to relate to his mother tongue and through the development of his own language
he is able to do so. Click on image
His statements are light hearted but poignant in their innocence of exploring
"Iranianess". Some pieces depict short statements while others
have stories intertwined. The following excerpt is taken from his statement:
Modern graffiti and Islamic calligraphy have many similarities. Both
forms of art deal primarily with the manipulation and stylization of text.
They both are intricate and do not rely on scenery or realistic renderings
of figures. Islamic calligraphy deals with the use of repetition in patterns
while graffiti artists use the repetition of their nickname or "tag"
for recognition by other artists.
In both forms, the oral tradition of teaching the art is also practiced.
A master calligrapher hands down his knowledge of calligraphy to an apprentice
and a skilled graffiti artist, hands down his knowledge in letterform,
style and technique to young inexperienced writers also known as "toys".
Both forms of art rely on the use of architecture as a compositional factor.
These and other similarities between these two styles.
Amir Fallah has not had the opportunity to show his work
to a lot of Iranians, but the mostly American audiences are intrigued as
they try to understand what is going on in the text, images and composition.
Usually after Amir's brief explanation, one sees the push-and-pull energy
between the "American" and "Iranian" elements of his
work. Click on image
Currently, Amir is enrolled in a unique independent study program at
his college. Basically, for an entire semester a student receives the opportunity
to have a studio in Tribeca, New York, living and working the artist's dream.
Art critics and visitors from the New York art scene come to Amir's studio
to critique and discuss his works with him (kudos to his school for providing
such an enriching experience).
He explained that he is working on several pieces, some
small, some large, some two dimensional and some three dimensional.
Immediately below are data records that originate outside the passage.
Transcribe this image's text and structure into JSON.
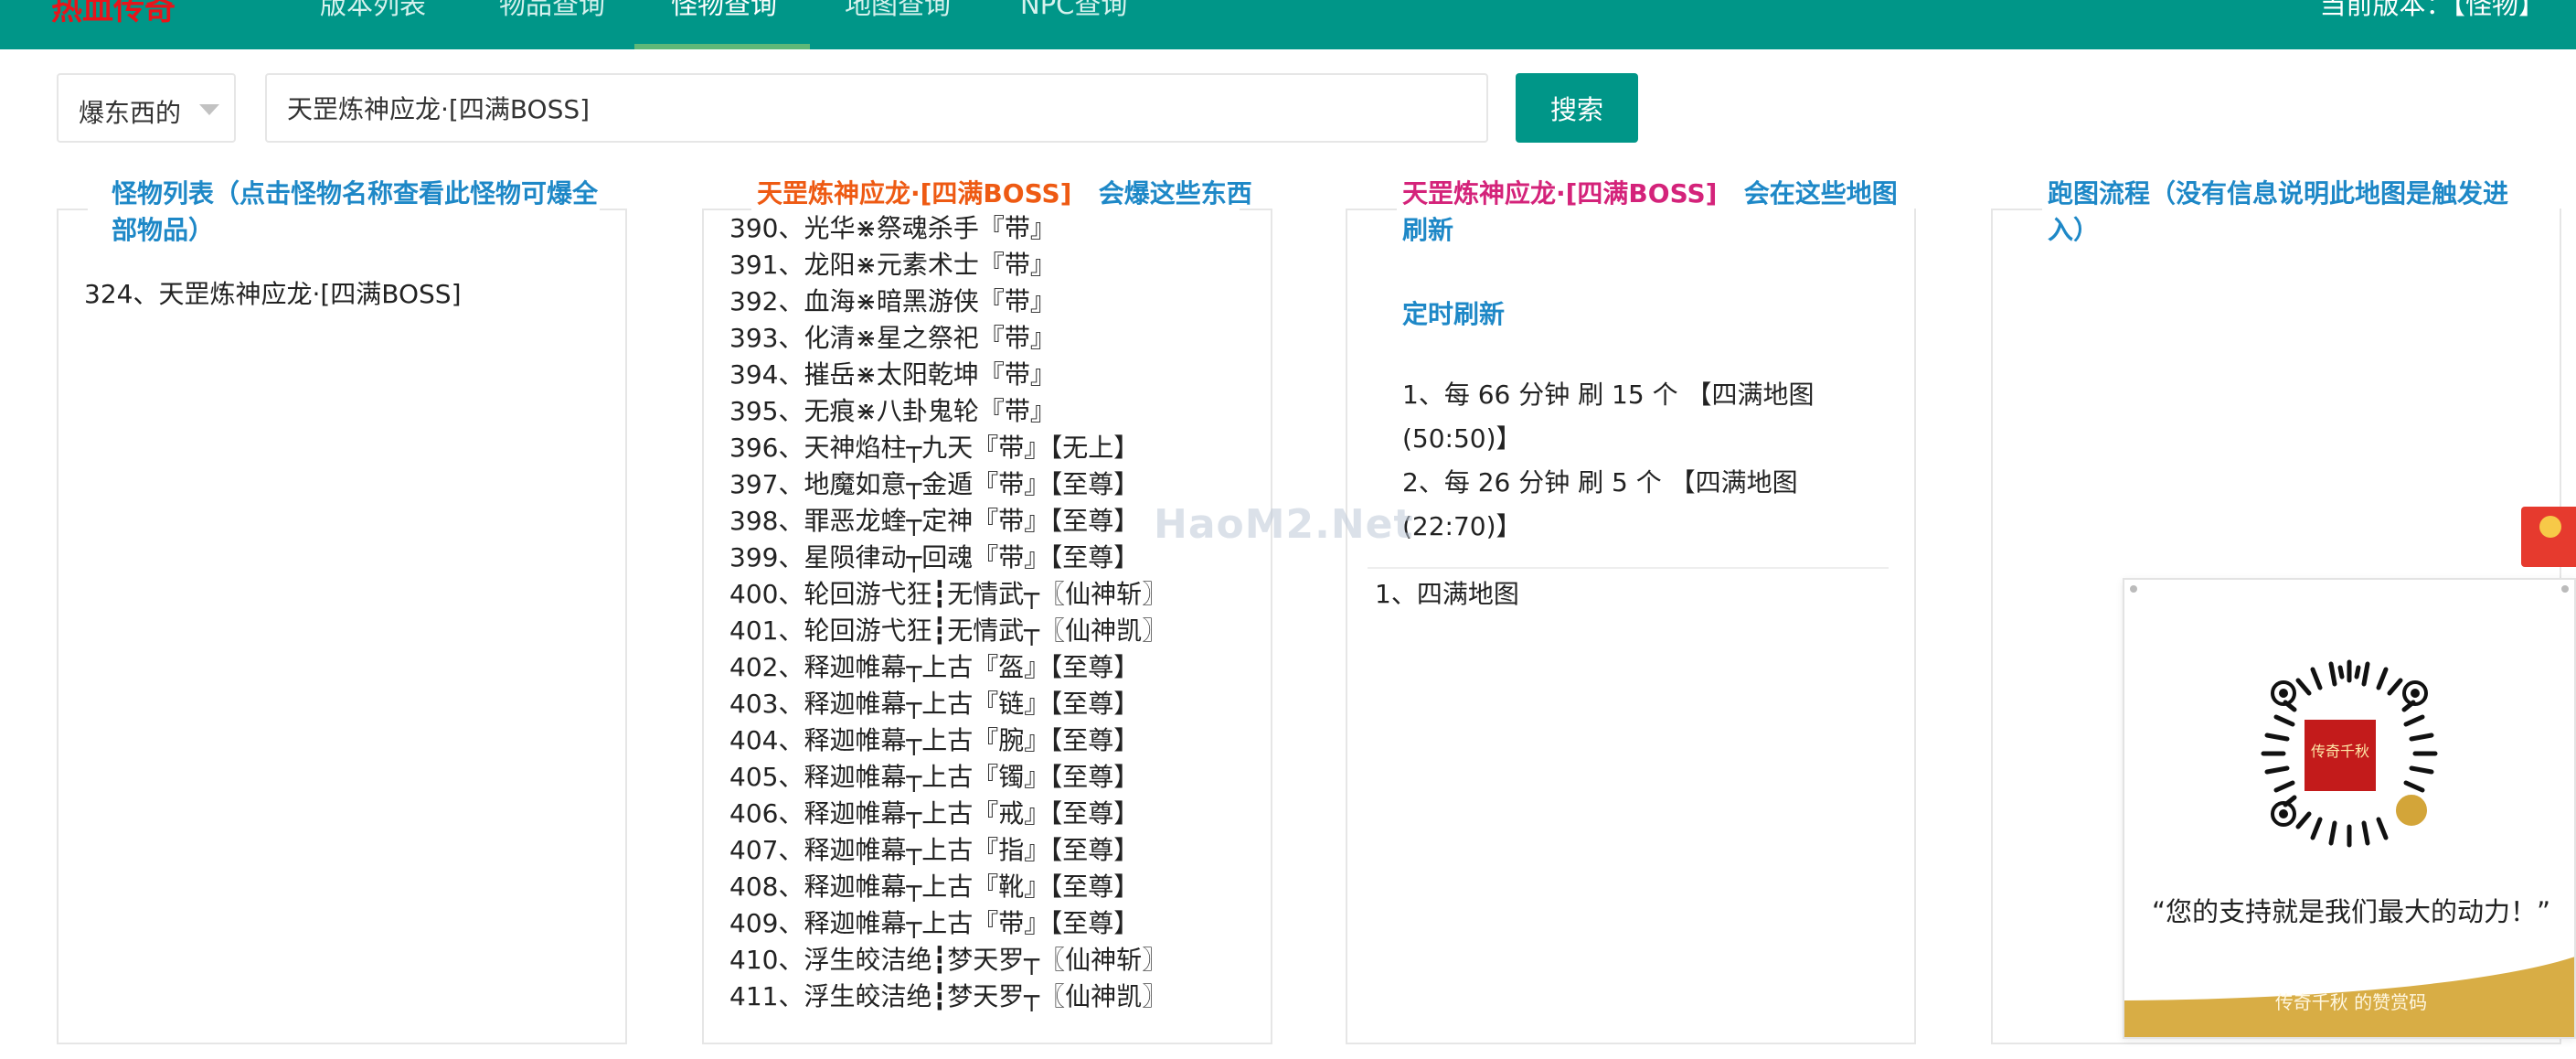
{
  "nav": {
    "brand": "热血传奇",
    "items": [
      "版本列表",
      "物品查询",
      "怪物查询",
      "地图查询",
      "NPC查询"
    ],
    "active_index": 2,
    "version_text": "当前版本：【怪物】"
  },
  "search": {
    "select_value": "爆东西的",
    "input_value": "天罡炼神应龙·[四满BOSS]",
    "button_label": "搜索"
  },
  "panels": {
    "monsters": {
      "title_line1": "怪物列表（点击怪物名称查看此怪物可爆全",
      "title_line2": "部物品）",
      "item": "324、天罡炼神应龙·[四满BOSS]"
    },
    "drops": {
      "title_name": "天罡炼神应龙·[四满BOSS]",
      "title_suffix": "会爆这些东西",
      "items": [
        "390、光华⋇祭魂杀手『带』",
        "391、龙阳⋇元素术士『带』",
        "392、血海⋇暗黑游侠『带』",
        "393、化清⋇星之祭祀『带』",
        "394、摧岳⋇太阳乾坤『带』",
        "395、无痕⋇八卦鬼轮『带』",
        "396、天神焰柱┬九天『带』【无上】",
        "397、地魔如意┬金遁『带』【至尊】",
        "398、罪恶龙蝰┬定神『带』【至尊】",
        "399、星陨律动┬回魂『带』【至尊】",
        "400、轮回游弋狂┇无情武┬〖仙神斩〗",
        "401、轮回游弋狂┇无情武┬〖仙神凯〗",
        "402、释迦帷幕┬上古『盔』【至尊】",
        "403、释迦帷幕┬上古『链』【至尊】",
        "404、释迦帷幕┬上古『腕』【至尊】",
        "405、释迦帷幕┬上古『镯』【至尊】",
        "406、释迦帷幕┬上古『戒』【至尊】",
        "407、释迦帷幕┬上古『指』【至尊】",
        "408、释迦帷幕┬上古『靴』【至尊】",
        "409、释迦帷幕┬上古『带』【至尊】",
        "410、浮生皎洁绝┇梦天罗┬〖仙神斩〗",
        "411、浮生皎洁绝┇梦天罗┬〖仙神凯〗"
      ]
    },
    "maps": {
      "title_name": "天罡炼神应龙·[四满BOSS]",
      "title_suffix": "会在这些地图",
      "title_line2": "刷新",
      "timed_label": "定时刷新",
      "timed_lines": [
        "1、每 66 分钟 刷 15 个 【四满地图",
        "(50:50)】",
        "2、每 26 分钟 刷 5 个 【四满地图",
        "(22:70)】"
      ],
      "map_item": "1、四满地图"
    },
    "route": {
      "title_line1": "跑图流程（没有信息说明此地图是触发进",
      "title_line2": "入）"
    }
  },
  "donate": {
    "qr_center_text": "传奇千秋",
    "quote": "“您的支持就是我们最大的动力！”",
    "footer": "传奇千秋 的赞赏码"
  },
  "watermark": "HaoM2.Net",
  "colors": {
    "nav_bg": "#009688",
    "brand": "#e8141a",
    "title_blue": "#1e88c7",
    "title_red": "#ee5a13",
    "title_pink": "#d4237a",
    "button_bg": "#009688"
  }
}
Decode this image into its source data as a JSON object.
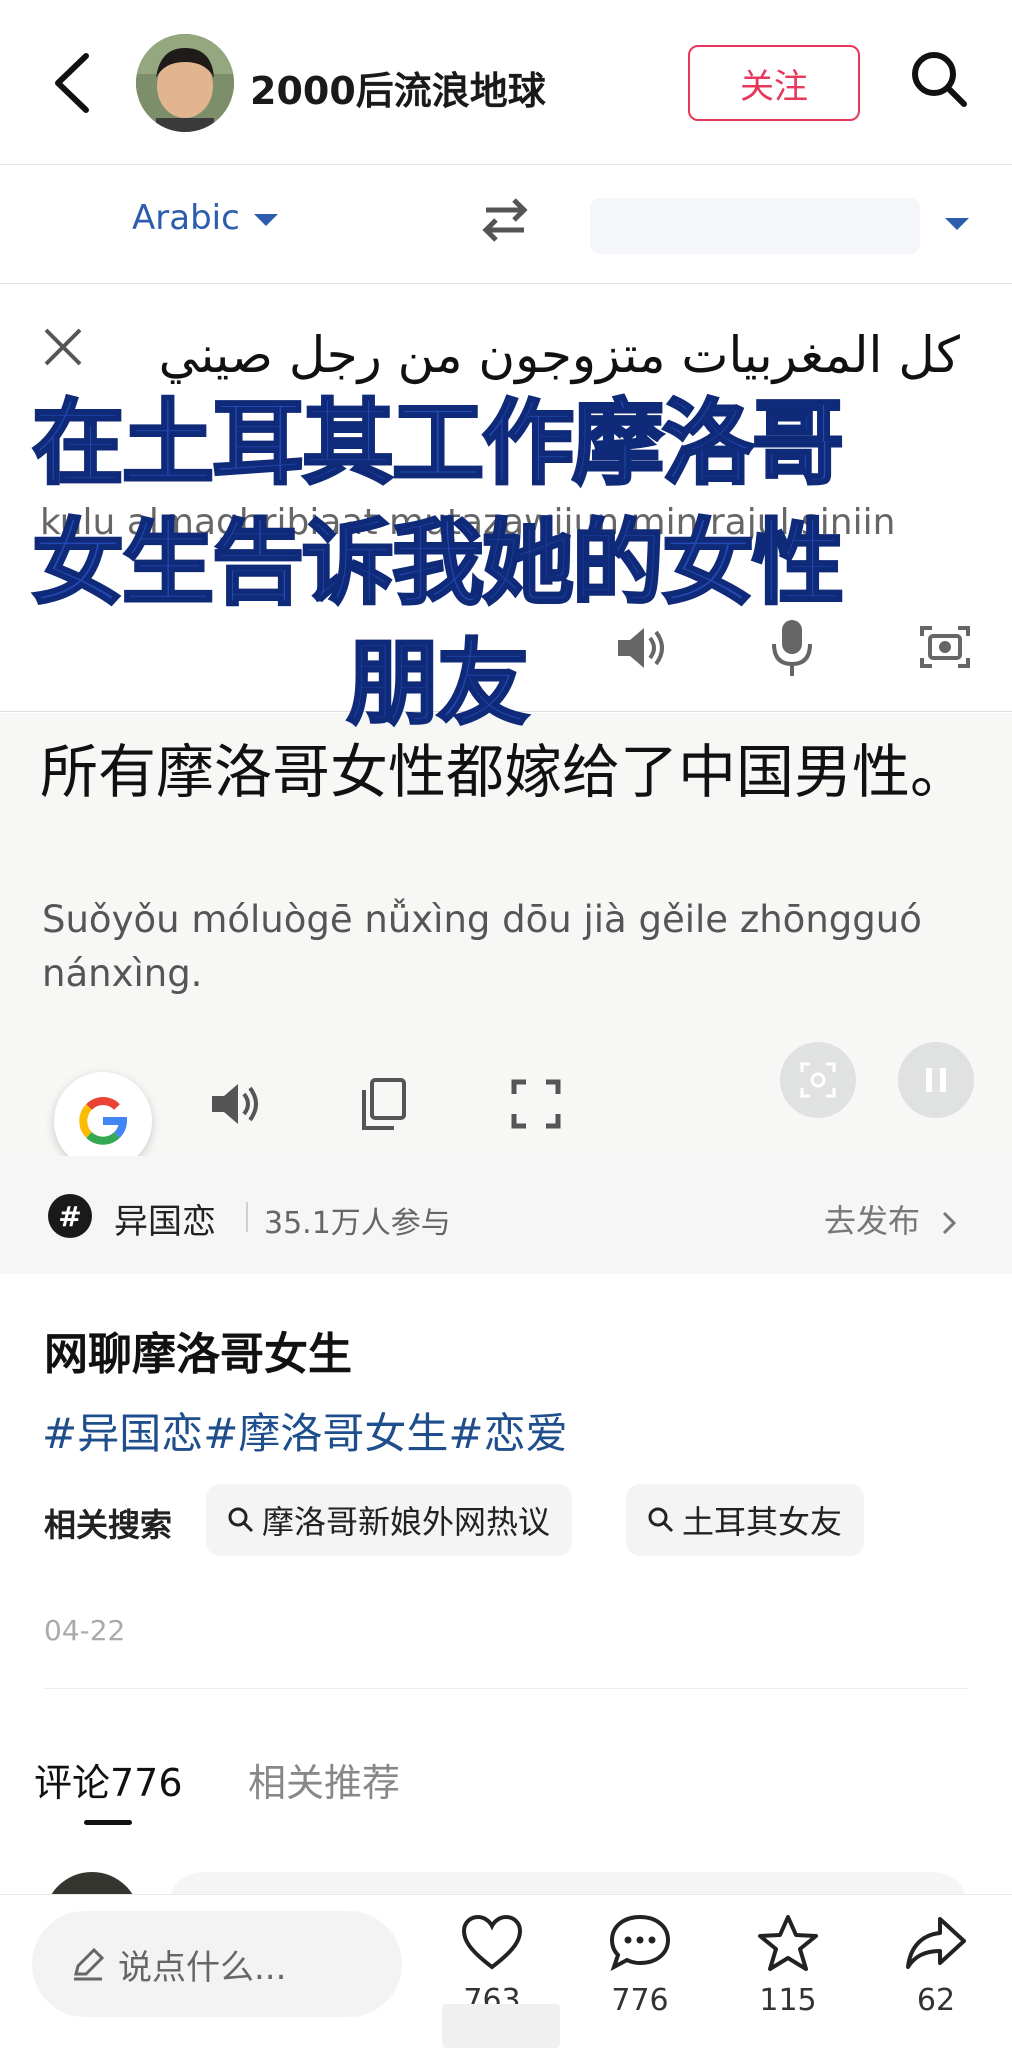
{
  "header": {
    "back_icon": "chevron-left-icon",
    "author": "2000后流浪地球",
    "follow_label": "关注",
    "search_icon": "search-icon"
  },
  "translate": {
    "source_lang": "Arabic",
    "source_text": "كل المغربيات متزوجون من رجل صيني",
    "transliteration": "kulu almaghribiaat mutazawijun min rajul siniin",
    "output_text": "所有摩洛哥女性都嫁给了中国男性。",
    "pinyin": "Suǒyǒu móluògē nǚxìng dōu jià gěile zhōngguó nánxìng.",
    "accent_color": "#2b5cad"
  },
  "overlay": {
    "lines": [
      "在土耳其工作摩洛哥",
      "女生告诉我她的女性",
      "朋友"
    ],
    "color": "#2349b4"
  },
  "topic": {
    "icon_label": "#",
    "name": "异国恋",
    "count": "35.1万人参与",
    "action": "去发布"
  },
  "post": {
    "title": "网聊摩洛哥女生",
    "tags": "#异国恋#摩洛哥女生#恋爱",
    "related_label": "相关搜索",
    "related": [
      "摩洛哥新娘外网热议",
      "土耳其女友"
    ],
    "date": "04-22"
  },
  "tabs": {
    "comments": "评论776",
    "recommend": "相关推荐"
  },
  "bottom": {
    "input_placeholder": "说点什么...",
    "likes": "763",
    "comments": "776",
    "favorites": "115",
    "shares": "62"
  }
}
Most
impressive of all is a 30-foot mural he described in his studio that is
about the clash between his Iranian and American identities and culture.
Click on image
For many, perhaps the theme of cultural identity is blasé and
has been overworked, but the creative process is one of the most poetic
forms of exploration. When we are given the opportunity to share a young
person's perspective about the difficulty of balancing two very different
cultures, it allows us as human beings, friends and parents to be more understanding.
Amir was very pleased to receive the Iranian Artist Scholarship
Award. The Iranian community, at least in his area (Northern Virginia/Washington
DC), is not very encouraging toward young and emerging Iranians, especially
artists, he said. "I was very surprised to hear of this scholarship
for young Iranians. It actually sounded kind of weird. But this is great
and definitely needed!" Click on image
The Iranian Artist Scholarship was developed by an anonymous Iranian
artist who wanted to plant a seed of inspiration for young and emerging
Iranian artists in the United States. Gallery Ovissi and Evolving Perceptions
have adopted this scholarship and plan to offer it every year, hopefully
raising more and more money to give several scholarships out a year in various
The scholarship was also fortunate to have a group of supporters donate
to this fund. Special Thanks to Dr. Ehsan Yarshater, Simin Meykadeh, Bella
and Nersi Ramazan-Nia, Seyed Alavi, Afarin Rahmanifar, Susan Akbarpour,
Marvin Collins -- all of whom generously donated to this scholarship. A
special acknowledgment to Nina Sharif who committed time and talent to creating
the poster announcement for the scholarship and served as the award's graphic
If you would like to receive information or make a contribution to the
2002 Iranian Artist Scholarship please contact Maryam Ovissi at 510-601-5284
or via email at firstname.lastname@example.org
. Check www.GalleryOvissi.com
for application information as well.
Iranian.com will feature Amir Fallah's work
in more detail... soon!